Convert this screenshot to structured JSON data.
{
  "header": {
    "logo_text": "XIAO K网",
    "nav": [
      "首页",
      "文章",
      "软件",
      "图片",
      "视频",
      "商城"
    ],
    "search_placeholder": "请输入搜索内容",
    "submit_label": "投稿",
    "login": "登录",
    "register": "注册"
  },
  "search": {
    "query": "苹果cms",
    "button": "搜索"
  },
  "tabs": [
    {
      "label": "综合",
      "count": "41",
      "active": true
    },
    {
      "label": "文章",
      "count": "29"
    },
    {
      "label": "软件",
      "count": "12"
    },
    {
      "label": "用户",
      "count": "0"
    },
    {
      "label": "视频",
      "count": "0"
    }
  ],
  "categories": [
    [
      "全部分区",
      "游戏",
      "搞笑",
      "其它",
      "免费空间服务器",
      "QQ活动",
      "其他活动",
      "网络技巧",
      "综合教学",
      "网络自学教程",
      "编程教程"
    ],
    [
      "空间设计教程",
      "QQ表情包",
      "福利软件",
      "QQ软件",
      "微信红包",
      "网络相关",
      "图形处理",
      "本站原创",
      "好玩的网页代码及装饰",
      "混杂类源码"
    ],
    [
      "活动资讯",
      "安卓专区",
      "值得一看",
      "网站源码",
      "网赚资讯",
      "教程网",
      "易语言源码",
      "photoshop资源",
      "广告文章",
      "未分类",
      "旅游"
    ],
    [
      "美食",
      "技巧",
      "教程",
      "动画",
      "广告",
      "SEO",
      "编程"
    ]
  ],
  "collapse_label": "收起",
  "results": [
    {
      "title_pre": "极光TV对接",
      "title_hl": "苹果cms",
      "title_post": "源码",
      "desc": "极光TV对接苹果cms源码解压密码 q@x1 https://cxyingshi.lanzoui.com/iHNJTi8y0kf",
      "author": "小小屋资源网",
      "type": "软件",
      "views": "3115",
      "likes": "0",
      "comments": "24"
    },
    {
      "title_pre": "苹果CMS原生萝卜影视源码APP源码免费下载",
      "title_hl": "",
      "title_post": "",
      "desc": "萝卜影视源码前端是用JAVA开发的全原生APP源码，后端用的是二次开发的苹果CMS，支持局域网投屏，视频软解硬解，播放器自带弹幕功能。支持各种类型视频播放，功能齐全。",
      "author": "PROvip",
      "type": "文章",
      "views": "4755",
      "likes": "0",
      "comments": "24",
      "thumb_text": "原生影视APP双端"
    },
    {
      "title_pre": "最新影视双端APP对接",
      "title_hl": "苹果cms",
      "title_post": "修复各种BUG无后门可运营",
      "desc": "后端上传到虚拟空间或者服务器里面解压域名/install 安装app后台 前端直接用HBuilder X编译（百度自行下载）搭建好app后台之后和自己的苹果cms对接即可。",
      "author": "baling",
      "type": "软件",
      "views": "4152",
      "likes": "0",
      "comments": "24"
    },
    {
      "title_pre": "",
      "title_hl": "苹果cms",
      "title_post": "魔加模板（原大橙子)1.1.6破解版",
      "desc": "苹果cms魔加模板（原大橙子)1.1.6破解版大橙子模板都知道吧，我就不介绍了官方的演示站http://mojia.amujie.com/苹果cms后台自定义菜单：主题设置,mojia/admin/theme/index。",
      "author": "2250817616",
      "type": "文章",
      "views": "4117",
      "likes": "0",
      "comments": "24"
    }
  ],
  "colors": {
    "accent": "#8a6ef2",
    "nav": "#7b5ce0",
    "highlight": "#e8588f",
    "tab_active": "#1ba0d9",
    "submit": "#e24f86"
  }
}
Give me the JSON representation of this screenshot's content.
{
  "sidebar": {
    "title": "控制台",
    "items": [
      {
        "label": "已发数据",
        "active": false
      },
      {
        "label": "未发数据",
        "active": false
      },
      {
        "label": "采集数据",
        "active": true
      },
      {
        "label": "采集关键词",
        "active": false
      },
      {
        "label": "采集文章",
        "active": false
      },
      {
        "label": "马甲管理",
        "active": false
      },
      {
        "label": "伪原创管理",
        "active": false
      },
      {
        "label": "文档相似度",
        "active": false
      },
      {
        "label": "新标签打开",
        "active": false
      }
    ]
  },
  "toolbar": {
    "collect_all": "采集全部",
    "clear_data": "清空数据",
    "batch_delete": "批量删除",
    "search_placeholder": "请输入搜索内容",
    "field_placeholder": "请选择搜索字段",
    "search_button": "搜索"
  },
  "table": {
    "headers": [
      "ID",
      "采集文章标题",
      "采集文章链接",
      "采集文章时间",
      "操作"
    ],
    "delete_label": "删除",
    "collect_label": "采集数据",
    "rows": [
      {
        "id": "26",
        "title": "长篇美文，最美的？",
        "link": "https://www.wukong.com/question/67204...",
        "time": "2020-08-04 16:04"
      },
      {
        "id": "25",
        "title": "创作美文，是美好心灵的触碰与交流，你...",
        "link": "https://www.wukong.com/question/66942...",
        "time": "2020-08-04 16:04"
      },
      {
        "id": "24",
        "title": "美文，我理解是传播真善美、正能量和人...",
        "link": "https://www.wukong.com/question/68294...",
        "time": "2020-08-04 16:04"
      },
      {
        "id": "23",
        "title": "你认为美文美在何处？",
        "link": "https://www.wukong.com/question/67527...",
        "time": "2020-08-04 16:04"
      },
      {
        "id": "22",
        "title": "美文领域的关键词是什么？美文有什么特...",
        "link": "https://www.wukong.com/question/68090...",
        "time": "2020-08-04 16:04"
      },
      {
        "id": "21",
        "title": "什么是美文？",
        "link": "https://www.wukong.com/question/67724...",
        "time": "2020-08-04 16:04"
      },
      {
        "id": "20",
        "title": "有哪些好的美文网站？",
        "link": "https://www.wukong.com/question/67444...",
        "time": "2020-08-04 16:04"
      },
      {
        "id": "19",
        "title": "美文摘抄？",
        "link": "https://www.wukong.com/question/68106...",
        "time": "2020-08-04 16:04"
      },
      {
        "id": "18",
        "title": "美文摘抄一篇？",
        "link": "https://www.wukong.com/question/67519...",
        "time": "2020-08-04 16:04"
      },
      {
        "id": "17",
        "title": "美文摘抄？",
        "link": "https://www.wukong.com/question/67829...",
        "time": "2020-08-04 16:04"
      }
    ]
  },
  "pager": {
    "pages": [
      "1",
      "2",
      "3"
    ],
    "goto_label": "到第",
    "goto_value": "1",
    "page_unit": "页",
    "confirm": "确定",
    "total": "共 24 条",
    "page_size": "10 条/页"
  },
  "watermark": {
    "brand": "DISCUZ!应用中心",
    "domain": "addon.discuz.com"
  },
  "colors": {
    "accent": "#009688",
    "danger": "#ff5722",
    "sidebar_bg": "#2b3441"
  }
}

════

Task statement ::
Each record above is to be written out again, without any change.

Output ::
Convert this screenshot to structured JSON data.
{
  "header": {
    "logo_text": "XIAO K网",
    "nav": [
      "首页",
      "文章",
      "软件",
      "图片",
      "视频",
      "商城"
    ],
    "search_placeholder": "请输入搜索内容",
    "submit_label": "投稿",
    "login": "登录",
    "register": "注册"
  },
  "search": {
    "query": "苹果cms",
    "button": "搜索"
  },
  "tabs": [
    {
      "label": "综合",
      "count": "41",
      "active": true
    },
    {
      "label": "文章",
      "count": "29"
    },
    {
      "label": "软件",
      "count": "12"
    },
    {
      "label": "用户",
      "count": "0"
    },
    {
      "label": "视频",
      "count": "0"
    }
  ],
  "categories": [
    [
      "全部分区",
      "游戏",
      "搞笑",
      "其它",
      "免费空间服务器",
      "QQ活动",
      "其他活动",
      "网络技巧",
      "综合教学",
      "网络自学教程",
      "编程教程"
    ],
    [
      "空间设计教程",
      "QQ表情包",
      "福利软件",
      "QQ软件",
      "微信红包",
      "网络相关",
      "图形处理",
      "本站原创",
      "好玩的网页代码及装饰",
      "混杂类源码"
    ],
    [
      "活动资讯",
      "安卓专区",
      "值得一看",
      "网站源码",
      "网赚资讯",
      "教程网",
      "易语言源码",
      "photoshop资源",
      "广告文章",
      "未分类",
      "旅游"
    ],
    [
      "美食",
      "技巧",
      "教程",
      "动画",
      "广告",
      "SEO",
      "编程"
    ]
  ],
  "collapse_label": "收起",
  "results": [
    {
      "title_pre": "极光TV对接",
      "title_hl": "苹果cms",
      "title_post": "源码",
      "desc": "极光TV对接苹果cms源码解压密码 q@x1 https://cxyingshi.lanzoui.com/iHNJTi8y0kf",
      "author": "小小屋资源网",
      "type": "软件",
      "views": "3115",
      "likes": "0",
      "comments": "24"
    },
    {
      "title_pre": "苹果CMS原生萝卜影视源码APP源码免费下载",
      "title_hl": "",
      "title_post": "",
      "desc": "萝卜影视源码前端是用JAVA开发的全原生APP源码，后端用的是二次开发的苹果CMS，支持局域网投屏，视频软解硬解，播放器自带弹幕功能。支持各种类型视频播放，功能齐全。",
      "author": "PROvip",
      "type": "文章",
      "views": "4755",
      "likes": "0",
      "comments": "24",
      "thumb_text": "原生影视APP双端"
    },
    {
      "title_pre": "最新影视双端APP对接",
      "title_hl": "苹果cms",
      "title_post": "修复各种BUG无后门可运营",
      "desc": "后端上传到虚拟空间或者服务器里面解压域名/install 安装app后台 前端直接用HBuilder X编译（百度自行下载）搭建好app后台之后和自己的苹果cms对接即可。",
      "author": "baling",
      "type": "软件",
      "views": "4152",
      "likes": "0",
      "comments": "24"
    },
    {
      "title_pre": "",
      "title_hl": "苹果cms",
      "title_post": "魔加模板（原大橙子)1.1.6破解版",
      "desc": "苹果cms魔加模板（原大橙子)1.1.6破解版大橙子模板都知道吧，我就不介绍了官方的演示站http://mojia.amujie.com/苹果cms后台自定义菜单：主题设置,mojia/admin/theme/index。",
      "author": "2250817616",
      "type": "文章",
      "views": "4117",
      "likes": "0",
      "comments": "24"
    }
  ],
  "colors": {
    "accent": "#8a6ef2",
    "nav": "#7b5ce0",
    "highlight": "#e8588f",
    "tab_active": "#1ba0d9",
    "submit": "#e24f86"
  }
}
Give me the JSON representation of this screenshot's content.
{
  "sidebar": {
    "title": "控制台",
    "items": [
      {
        "label": "已发数据",
        "active": false
      },
      {
        "label": "未发数据",
        "active": false
      },
      {
        "label": "采集数据",
        "active": true
      },
      {
        "label": "采集关键词",
        "active": false
      },
      {
        "label": "采集文章",
        "active": false
      },
      {
        "label": "马甲管理",
        "active": false
      },
      {
        "label": "伪原创管理",
        "active": false
      },
      {
        "label": "文档相似度",
        "active": false
      },
      {
        "label": "新标签打开",
        "active": false
      }
    ]
  },
  "toolbar": {
    "collect_all": "采集全部",
    "clear_data": "清空数据",
    "batch_delete": "批量删除",
    "search_placeholder": "请输入搜索内容",
    "field_placeholder": "请选择搜索字段",
    "search_button": "搜索"
  },
  "table": {
    "headers": [
      "ID",
      "采集文章标题",
      "采集文章链接",
      "采集文章时间",
      "操作"
    ],
    "delete_label": "删除",
    "collect_label": "采集数据",
    "rows": [
      {
        "id": "26",
        "title": "长篇美文，最美的？",
        "link": "https://www.wukong.com/question/67204...",
        "time": "2020-08-04 16:04"
      },
      {
        "id": "25",
        "title": "创作美文，是美好心灵的触碰与交流，你...",
        "link": "https://www.wukong.com/question/66942...",
        "time": "2020-08-04 16:04"
      },
      {
        "id": "24",
        "title": "美文，我理解是传播真善美、正能量和人...",
        "link": "https://www.wukong.com/question/68294...",
        "time": "2020-08-04 16:04"
      },
      {
        "id": "23",
        "title": "你认为美文美在何处？",
        "link": "https://www.wukong.com/question/67527...",
        "time": "2020-08-04 16:04"
      },
      {
        "id": "22",
        "title": "美文领域的关键词是什么？美文有什么特...",
        "link": "https://www.wukong.com/question/68090...",
        "time": "2020-08-04 16:04"
      },
      {
        "id": "21",
        "title": "什么是美文？",
        "link": "https://www.wukong.com/question/67724...",
        "time": "2020-08-04 16:04"
      },
      {
        "id": "20",
        "title": "有哪些好的美文网站？",
        "link": "https://www.wukong.com/question/67444...",
        "time": "2020-08-04 16:04"
      },
      {
        "id": "19",
        "title": "美文摘抄？",
        "link": "https://www.wukong.com/question/68106...",
        "time": "2020-08-04 16:04"
      },
      {
        "id": "18",
        "title": "美文摘抄一篇？",
        "link": "https://www.wukong.com/question/67519...",
        "time": "2020-08-04 16:04"
      },
      {
        "id": "17",
        "title": "美文摘抄？",
        "link": "https://www.wukong.com/question/67829...",
        "time": "2020-08-04 16:04"
      }
    ]
  },
  "pager": {
    "pages": [
      "1",
      "2",
      "3"
    ],
    "goto_label": "到第",
    "goto_value": "1",
    "page_unit": "页",
    "confirm": "确定",
    "total": "共 24 条",
    "page_size": "10 条/页"
  },
  "watermark": {
    "brand": "DISCUZ!应用中心",
    "domain": "addon.discuz.com"
  },
  "colors": {
    "accent": "#009688",
    "danger": "#ff5722",
    "sidebar_bg": "#2b3441"
  }
}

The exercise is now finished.